= Task goal =
The response must reproduce every record in full.

= Element data from apps and pages =
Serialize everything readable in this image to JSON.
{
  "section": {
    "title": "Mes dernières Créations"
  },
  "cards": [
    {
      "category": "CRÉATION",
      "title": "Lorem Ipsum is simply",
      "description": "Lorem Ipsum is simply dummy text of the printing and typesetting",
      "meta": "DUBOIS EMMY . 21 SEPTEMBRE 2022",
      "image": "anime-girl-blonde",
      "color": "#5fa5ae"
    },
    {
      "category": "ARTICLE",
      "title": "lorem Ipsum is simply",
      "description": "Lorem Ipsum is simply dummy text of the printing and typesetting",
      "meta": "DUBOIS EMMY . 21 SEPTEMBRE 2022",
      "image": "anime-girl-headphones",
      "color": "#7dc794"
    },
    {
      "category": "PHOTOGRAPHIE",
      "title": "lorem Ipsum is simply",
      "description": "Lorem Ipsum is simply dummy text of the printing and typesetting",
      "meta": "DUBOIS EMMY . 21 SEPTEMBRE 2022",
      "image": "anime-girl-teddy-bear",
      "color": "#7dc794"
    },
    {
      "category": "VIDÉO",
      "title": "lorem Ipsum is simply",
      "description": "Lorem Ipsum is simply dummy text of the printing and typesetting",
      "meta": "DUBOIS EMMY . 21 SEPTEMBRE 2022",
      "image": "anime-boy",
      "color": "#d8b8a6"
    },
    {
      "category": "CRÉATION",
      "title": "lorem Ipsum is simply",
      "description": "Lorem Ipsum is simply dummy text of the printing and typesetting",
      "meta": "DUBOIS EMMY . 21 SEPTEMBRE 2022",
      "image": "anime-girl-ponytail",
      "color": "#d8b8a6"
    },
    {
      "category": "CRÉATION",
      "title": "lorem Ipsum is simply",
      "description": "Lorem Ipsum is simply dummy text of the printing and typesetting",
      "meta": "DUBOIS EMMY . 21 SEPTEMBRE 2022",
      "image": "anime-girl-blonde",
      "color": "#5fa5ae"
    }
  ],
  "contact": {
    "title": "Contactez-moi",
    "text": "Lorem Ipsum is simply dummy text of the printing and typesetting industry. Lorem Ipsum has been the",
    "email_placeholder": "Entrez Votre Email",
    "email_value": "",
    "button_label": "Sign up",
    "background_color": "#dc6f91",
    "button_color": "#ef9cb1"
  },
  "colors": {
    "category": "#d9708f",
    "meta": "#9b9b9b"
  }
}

= Output below =
Serialize everything readable in this image to JSON.
{
  "section": {
    "title": "Mes dernières Créations"
  },
  "cards": [
    {
      "category": "CRÉATION",
      "title": "Lorem Ipsum is simply",
      "description": "Lorem Ipsum is simply dummy text of the printing and typesetting",
      "meta": "DUBOIS EMMY . 21 SEPTEMBRE 2022",
      "image": "anime-girl-blonde",
      "color": "#5fa5ae"
    },
    {
      "category": "ARTICLE",
      "title": "lorem Ipsum is simply",
      "description": "Lorem Ipsum is simply dummy text of the printing and typesetting",
      "meta": "DUBOIS EMMY . 21 SEPTEMBRE 2022",
      "image": "anime-girl-headphones",
      "color": "#7dc794"
    },
    {
      "category": "PHOTOGRAPHIE",
      "title": "lorem Ipsum is simply",
      "description": "Lorem Ipsum is simply dummy text of the printing and typesetting",
      "meta": "DUBOIS EMMY . 21 SEPTEMBRE 2022",
      "image": "anime-girl-teddy-bear",
      "color": "#7dc794"
    },
    {
      "category": "VIDÉO",
      "title": "lorem Ipsum is simply",
      "description": "Lorem Ipsum is simply dummy text of the printing and typesetting",
      "meta": "DUBOIS EMMY . 21 SEPTEMBRE 2022",
      "image": "anime-boy",
      "color": "#d8b8a6"
    },
    {
      "category": "CRÉATION",
      "title": "lorem Ipsum is simply",
      "description": "Lorem Ipsum is simply dummy text of the printing and typesetting",
      "meta": "DUBOIS EMMY . 21 SEPTEMBRE 2022",
      "image": "anime-girl-ponytail",
      "color": "#d8b8a6"
    },
    {
      "category": "CRÉATION",
      "title": "lorem Ipsum is simply",
      "description": "Lorem Ipsum is simply dummy text of the printing and typesetting",
      "meta": "DUBOIS EMMY . 21 SEPTEMBRE 2022",
      "image": "anime-girl-blonde",
      "color": "#5fa5ae"
    }
  ],
  "contact": {
    "title": "Contactez-moi",
    "text": "Lorem Ipsum is simply dummy text of the printing and typesetting industry. Lorem Ipsum has been the",
    "email_placeholder": "Entrez Votre Email",
    "email_value": "",
    "button_label": "Sign up",
    "background_color": "#dc6f91",
    "button_color": "#ef9cb1"
  },
  "colors": {
    "category": "#d9708f",
    "meta": "#9b9b9b"
  }
}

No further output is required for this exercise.